DATA IN THIS EXERCISE |

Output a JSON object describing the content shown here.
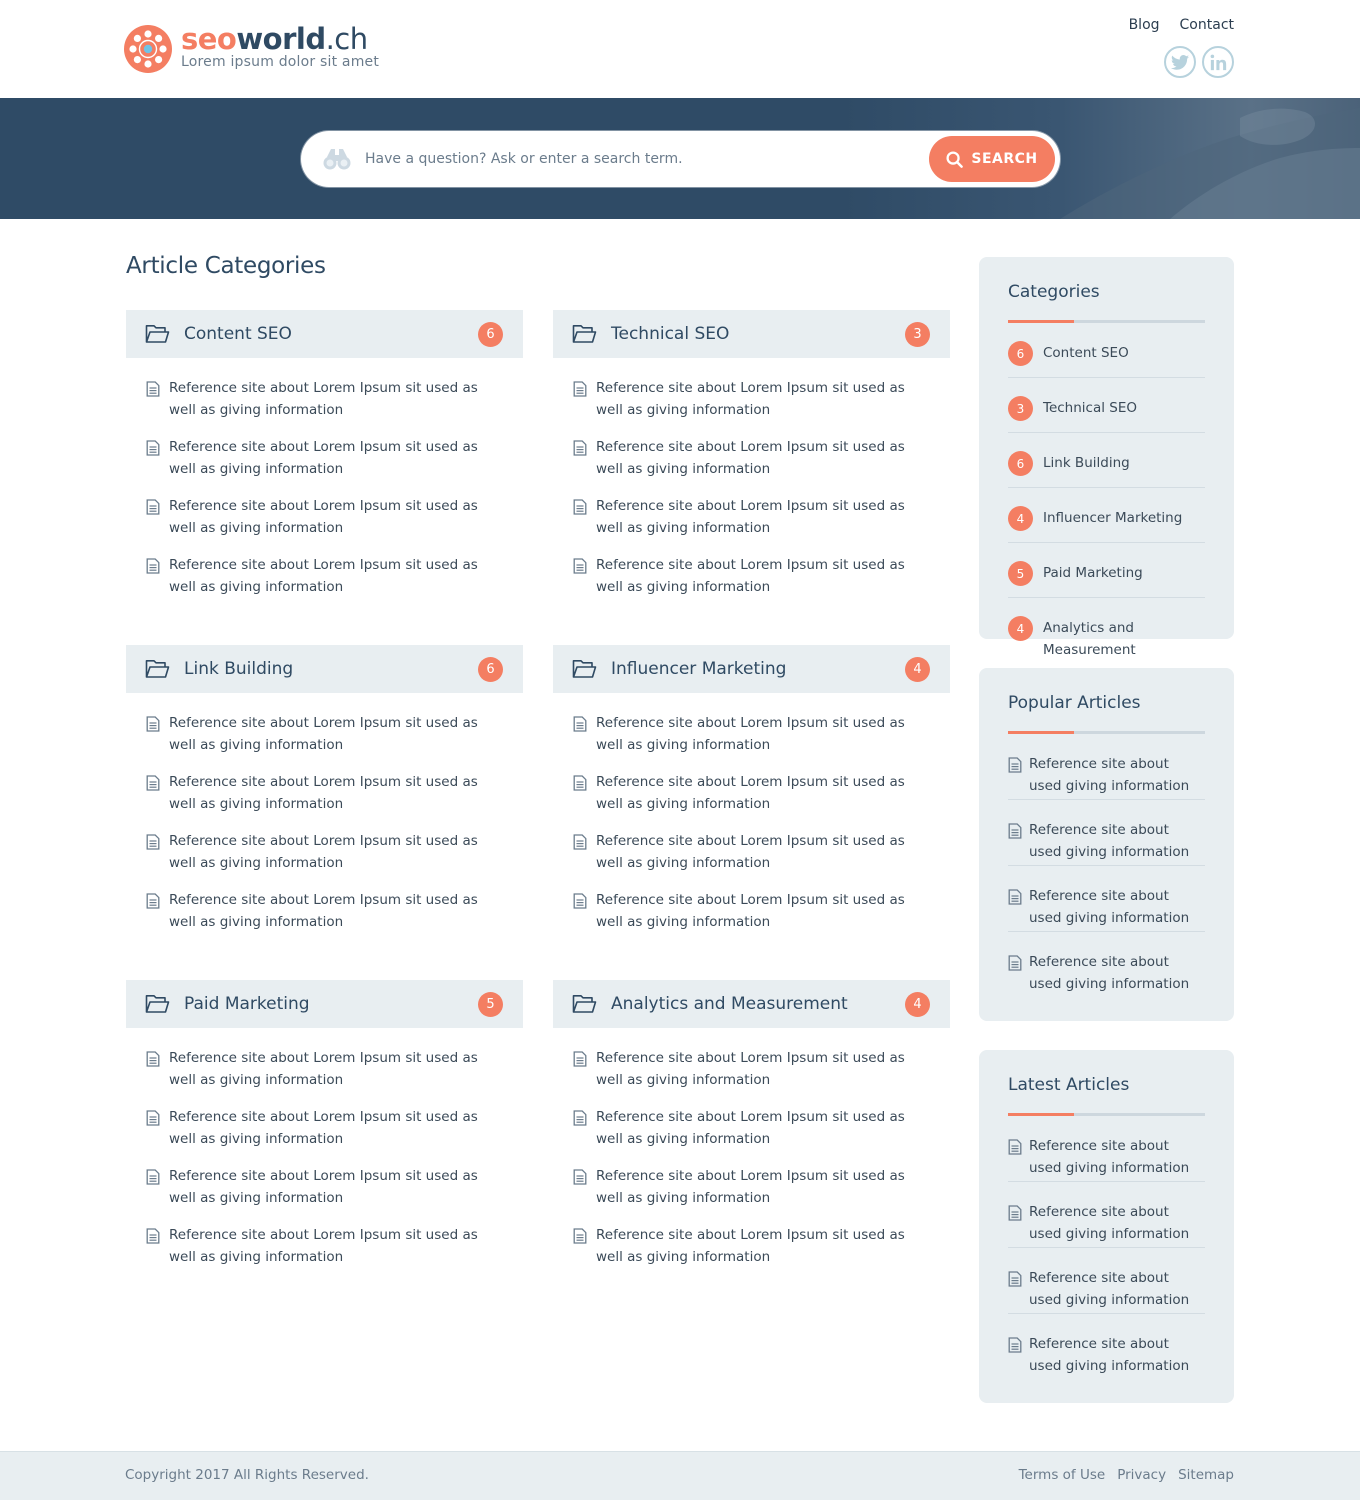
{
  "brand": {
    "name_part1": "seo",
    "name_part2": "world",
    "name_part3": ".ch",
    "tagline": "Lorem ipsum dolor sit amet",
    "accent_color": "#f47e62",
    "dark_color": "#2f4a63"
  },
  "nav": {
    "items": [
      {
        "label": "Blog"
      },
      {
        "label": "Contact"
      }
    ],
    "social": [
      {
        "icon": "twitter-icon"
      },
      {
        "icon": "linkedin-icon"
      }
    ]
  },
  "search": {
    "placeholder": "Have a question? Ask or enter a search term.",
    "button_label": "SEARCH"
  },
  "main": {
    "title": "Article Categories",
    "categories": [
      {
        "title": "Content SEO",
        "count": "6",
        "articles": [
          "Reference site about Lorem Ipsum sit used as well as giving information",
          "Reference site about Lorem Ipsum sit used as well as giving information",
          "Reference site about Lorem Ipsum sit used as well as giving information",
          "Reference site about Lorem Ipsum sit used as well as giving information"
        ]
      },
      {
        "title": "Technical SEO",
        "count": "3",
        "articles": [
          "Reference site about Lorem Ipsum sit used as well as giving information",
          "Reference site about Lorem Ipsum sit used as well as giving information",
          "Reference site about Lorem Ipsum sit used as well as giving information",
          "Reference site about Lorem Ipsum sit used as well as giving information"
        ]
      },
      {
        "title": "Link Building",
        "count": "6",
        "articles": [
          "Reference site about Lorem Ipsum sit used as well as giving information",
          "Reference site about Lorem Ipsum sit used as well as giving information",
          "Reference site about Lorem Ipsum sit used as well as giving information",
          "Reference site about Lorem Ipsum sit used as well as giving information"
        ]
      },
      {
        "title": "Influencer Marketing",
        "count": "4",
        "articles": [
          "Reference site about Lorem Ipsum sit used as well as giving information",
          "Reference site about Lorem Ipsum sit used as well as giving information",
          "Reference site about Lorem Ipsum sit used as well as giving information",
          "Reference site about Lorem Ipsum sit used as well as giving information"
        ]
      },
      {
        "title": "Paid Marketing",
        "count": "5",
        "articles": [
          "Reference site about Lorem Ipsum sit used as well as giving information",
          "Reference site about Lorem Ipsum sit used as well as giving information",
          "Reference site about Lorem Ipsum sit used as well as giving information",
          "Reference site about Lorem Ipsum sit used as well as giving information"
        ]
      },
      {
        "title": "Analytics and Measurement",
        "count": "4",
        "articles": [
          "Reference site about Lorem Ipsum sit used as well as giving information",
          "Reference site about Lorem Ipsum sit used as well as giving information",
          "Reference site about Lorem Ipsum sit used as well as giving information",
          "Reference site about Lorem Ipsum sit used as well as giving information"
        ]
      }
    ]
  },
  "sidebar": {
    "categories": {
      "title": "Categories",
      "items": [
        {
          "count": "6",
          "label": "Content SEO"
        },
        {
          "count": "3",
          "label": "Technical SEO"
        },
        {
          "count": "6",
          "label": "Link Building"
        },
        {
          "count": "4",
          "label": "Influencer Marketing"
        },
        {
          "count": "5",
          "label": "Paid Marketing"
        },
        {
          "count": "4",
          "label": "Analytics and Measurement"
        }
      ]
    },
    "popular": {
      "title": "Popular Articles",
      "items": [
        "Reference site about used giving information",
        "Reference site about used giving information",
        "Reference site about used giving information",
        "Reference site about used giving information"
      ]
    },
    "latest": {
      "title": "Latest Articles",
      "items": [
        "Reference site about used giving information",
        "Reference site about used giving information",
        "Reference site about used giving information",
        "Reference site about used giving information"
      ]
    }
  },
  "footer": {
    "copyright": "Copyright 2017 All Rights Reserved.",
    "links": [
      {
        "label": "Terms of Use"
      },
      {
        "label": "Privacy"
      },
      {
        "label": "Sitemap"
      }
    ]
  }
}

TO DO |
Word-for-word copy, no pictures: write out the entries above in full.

OUTPUT FOR THIS TASK |
Output a JSON object describing the content shown here.
{
  "brand": {
    "name_part1": "seo",
    "name_part2": "world",
    "name_part3": ".ch",
    "tagline": "Lorem ipsum dolor sit amet",
    "accent_color": "#f47e62",
    "dark_color": "#2f4a63"
  },
  "nav": {
    "items": [
      {
        "label": "Blog"
      },
      {
        "label": "Contact"
      }
    ],
    "social": [
      {
        "icon": "twitter-icon"
      },
      {
        "icon": "linkedin-icon"
      }
    ]
  },
  "search": {
    "placeholder": "Have a question? Ask or enter a search term.",
    "button_label": "SEARCH"
  },
  "main": {
    "title": "Article Categories",
    "categories": [
      {
        "title": "Content SEO",
        "count": "6",
        "articles": [
          "Reference site about Lorem Ipsum sit used as well as giving information",
          "Reference site about Lorem Ipsum sit used as well as giving information",
          "Reference site about Lorem Ipsum sit used as well as giving information",
          "Reference site about Lorem Ipsum sit used as well as giving information"
        ]
      },
      {
        "title": "Technical SEO",
        "count": "3",
        "articles": [
          "Reference site about Lorem Ipsum sit used as well as giving information",
          "Reference site about Lorem Ipsum sit used as well as giving information",
          "Reference site about Lorem Ipsum sit used as well as giving information",
          "Reference site about Lorem Ipsum sit used as well as giving information"
        ]
      },
      {
        "title": "Link Building",
        "count": "6",
        "articles": [
          "Reference site about Lorem Ipsum sit used as well as giving information",
          "Reference site about Lorem Ipsum sit used as well as giving information",
          "Reference site about Lorem Ipsum sit used as well as giving information",
          "Reference site about Lorem Ipsum sit used as well as giving information"
        ]
      },
      {
        "title": "Influencer Marketing",
        "count": "4",
        "articles": [
          "Reference site about Lorem Ipsum sit used as well as giving information",
          "Reference site about Lorem Ipsum sit used as well as giving information",
          "Reference site about Lorem Ipsum sit used as well as giving information",
          "Reference site about Lorem Ipsum sit used as well as giving information"
        ]
      },
      {
        "title": "Paid Marketing",
        "count": "5",
        "articles": [
          "Reference site about Lorem Ipsum sit used as well as giving information",
          "Reference site about Lorem Ipsum sit used as well as giving information",
          "Reference site about Lorem Ipsum sit used as well as giving information",
          "Reference site about Lorem Ipsum sit used as well as giving information"
        ]
      },
      {
        "title": "Analytics and Measurement",
        "count": "4",
        "articles": [
          "Reference site about Lorem Ipsum sit used as well as giving information",
          "Reference site about Lorem Ipsum sit used as well as giving information",
          "Reference site about Lorem Ipsum sit used as well as giving information",
          "Reference site about Lorem Ipsum sit used as well as giving information"
        ]
      }
    ]
  },
  "sidebar": {
    "categories": {
      "title": "Categories",
      "items": [
        {
          "count": "6",
          "label": "Content SEO"
        },
        {
          "count": "3",
          "label": "Technical SEO"
        },
        {
          "count": "6",
          "label": "Link Building"
        },
        {
          "count": "4",
          "label": "Influencer Marketing"
        },
        {
          "count": "5",
          "label": "Paid Marketing"
        },
        {
          "count": "4",
          "label": "Analytics and Measurement"
        }
      ]
    },
    "popular": {
      "title": "Popular Articles",
      "items": [
        "Reference site about used giving information",
        "Reference site about used giving information",
        "Reference site about used giving information",
        "Reference site about used giving information"
      ]
    },
    "latest": {
      "title": "Latest Articles",
      "items": [
        "Reference site about used giving information",
        "Reference site about used giving information",
        "Reference site about used giving information",
        "Reference site about used giving information"
      ]
    }
  },
  "footer": {
    "copyright": "Copyright 2017 All Rights Reserved.",
    "links": [
      {
        "label": "Terms of Use"
      },
      {
        "label": "Privacy"
      },
      {
        "label": "Sitemap"
      }
    ]
  }
}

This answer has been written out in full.